For each entry, output its words exactly and leave any picture behind.

════════════════════

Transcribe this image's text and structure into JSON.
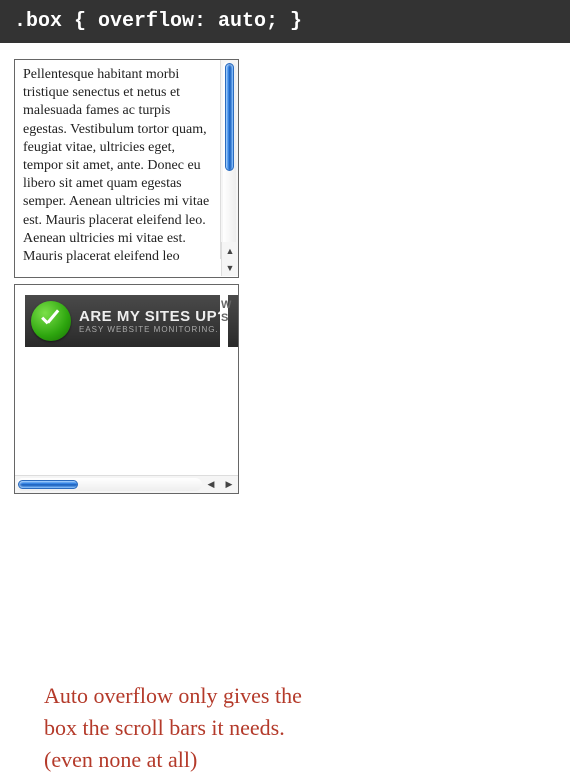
{
  "header": {
    "code": ".box { overflow: auto; }"
  },
  "box1": {
    "text": "Pellentesque habitant morbi tristique senectus et netus et malesuada fames ac turpis egestas. Vestibulum tortor quam, feugiat vitae, ultricies eget, tempor sit amet, ante. Donec eu libero sit amet quam egestas semper. Aenean ultricies mi vitae est. Mauris placerat eleifend leo. Aenean ultricies mi vitae est. Mauris placerat eleifend leo"
  },
  "box2": {
    "banner_title": "ARE MY SITES UP?",
    "banner_subtitle": "EASY WEBSITE MONITORING.",
    "edge_text": "W\nS"
  },
  "annotation": {
    "line1": "Auto overflow only gives the",
    "line2": "box the scroll bars it needs.",
    "line3": "(even none at all)"
  },
  "colors": {
    "header_bg": "#333333",
    "annotation_color": "#b43a2a",
    "scrollbar_blue": "#2d7de0",
    "banner_green": "#2da50e"
  }
}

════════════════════

TASK RESPONSE
Transcribe this image's text and structure into JSON.
{
  "header": {
    "code": ".box { overflow: auto; }"
  },
  "box1": {
    "text": "Pellentesque habitant morbi tristique senectus et netus et malesuada fames ac turpis egestas. Vestibulum tortor quam, feugiat vitae, ultricies eget, tempor sit amet, ante. Donec eu libero sit amet quam egestas semper. Aenean ultricies mi vitae est. Mauris placerat eleifend leo. Aenean ultricies mi vitae est. Mauris placerat eleifend leo"
  },
  "box2": {
    "banner_title": "ARE MY SITES UP?",
    "banner_subtitle": "EASY WEBSITE MONITORING.",
    "edge_text": "W\nS"
  },
  "annotation": {
    "line1": "Auto overflow only gives the",
    "line2": "box the scroll bars it needs.",
    "line3": "(even none at all)"
  },
  "colors": {
    "header_bg": "#333333",
    "annotation_color": "#b43a2a",
    "scrollbar_blue": "#2d7de0",
    "banner_green": "#2da50e"
  }
}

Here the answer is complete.